European Court of Human Rights: Limits to data processing
The European Court of Human Rights (ECtHR) plays a crucial role when it comes to the protection of fundamental rights within the member states of the Council of Europe, particularly with regard to the extent to which data processing falls under the umbrella of human rights. The Court has repeatedly dealt with cases involving the critical balance between national security interests and individual privacy rights, an issue of growing importance in our digitally connected world.
In its judgments, the ECtHR regularly refers to Article 8 of the European Convention on Human Rights (ECHR), the right to respect for private and family life, which places a strong emphasis on the informational self-determination of the individual. This also explicitly includes the protection of personal data and therefore places clear requirements on the limits of data processing by state and private actors.
When assessing whether this right has been violated, the ECtHR applies a so-called necessity-within-a-democratic-society clause. It is examined whether the collection and use of data is proportionate to the legitimate objective pursued and whether the measures are to be regarded as necessary and appropriate. In particular, the aim is to determine whether a fair balance is maintained between the rights of the individual and the interests of the community.
In summary, it can be said that the ECtHR’ s rulings make a significant contribution to defining the limits of data processing in Europe and thus to protecting the personal freedoms of citizens from excessive interference. In doing so, the Court always ensures that the development of technologies and threats to privacy are in line with the fundamental human rights enshrined in the ECHR.
Frequently asked questions
What does the Basic Law say about data protection?
The German Basic Law protects informational self-determination, which means that everyone has the right to decide for themselves on the disclosure and use of their personal data.
What is the main function of the Federal Data Protection Act (BDSG)?
The BDSG regulates the rights and obligations of data subjects and data processors. It specifies the conditions under which personal data may be collected, processed or used.
What is the aim of the European General Data Protection Regulation (GDPR)?
The GDPR aims to create uniform regulations for data protection throughout the European Union in order to ensure both the protection of personal data within the EU and to enable the free movement of data within the internal market.
What does the Freedom of Information Act stand for in relation to data protection?
The Freedom of Information Act serves the transparency of government action by granting citizens the right to obtain access to information and documents from the public administration without having to prove the existence of a special interest.
How does the Federal Constitutional Court protect citizens from disproportionate data collection?

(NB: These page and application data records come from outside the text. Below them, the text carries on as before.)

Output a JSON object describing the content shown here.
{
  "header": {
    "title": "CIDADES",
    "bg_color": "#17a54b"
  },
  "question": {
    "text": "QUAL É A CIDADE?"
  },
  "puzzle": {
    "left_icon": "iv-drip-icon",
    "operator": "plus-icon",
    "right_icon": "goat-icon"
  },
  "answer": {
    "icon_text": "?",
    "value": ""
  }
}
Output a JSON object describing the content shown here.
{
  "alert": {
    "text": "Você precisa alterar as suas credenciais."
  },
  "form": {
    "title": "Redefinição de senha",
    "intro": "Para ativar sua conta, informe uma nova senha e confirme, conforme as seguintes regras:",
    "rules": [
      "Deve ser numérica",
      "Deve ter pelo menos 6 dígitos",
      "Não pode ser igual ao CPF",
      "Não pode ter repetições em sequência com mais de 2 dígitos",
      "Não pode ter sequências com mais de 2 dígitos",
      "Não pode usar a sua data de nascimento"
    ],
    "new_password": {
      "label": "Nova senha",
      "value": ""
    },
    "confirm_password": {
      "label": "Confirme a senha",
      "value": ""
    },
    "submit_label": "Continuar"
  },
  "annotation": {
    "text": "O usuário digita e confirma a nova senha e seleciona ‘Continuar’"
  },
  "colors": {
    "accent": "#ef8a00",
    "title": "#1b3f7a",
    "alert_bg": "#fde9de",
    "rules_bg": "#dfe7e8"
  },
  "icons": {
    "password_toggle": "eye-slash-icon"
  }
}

The Federal Constitutional Court protects citizens through its case law, which states that government data collection measures require a legal basis and must be proportionate in order not to violate the right to informational self-determination.
What role does the European Court of Human Rights play in data protection?
The European Court of Human Rights sets the limits of data processing by ensuring compliance with the rights guaranteed in the European Convention on Human Rights, including the right to privacy.
How do the various laws and regulations affect data protection in Germany?
The various laws and regulations such as the Basic Law, the BDSG, the GDPR and the Freedom of Information Act work together to create a comprehensive data protection structure that protects the rights of citizens and at the same time provides appropriate conditions for data processing by public and private bodies.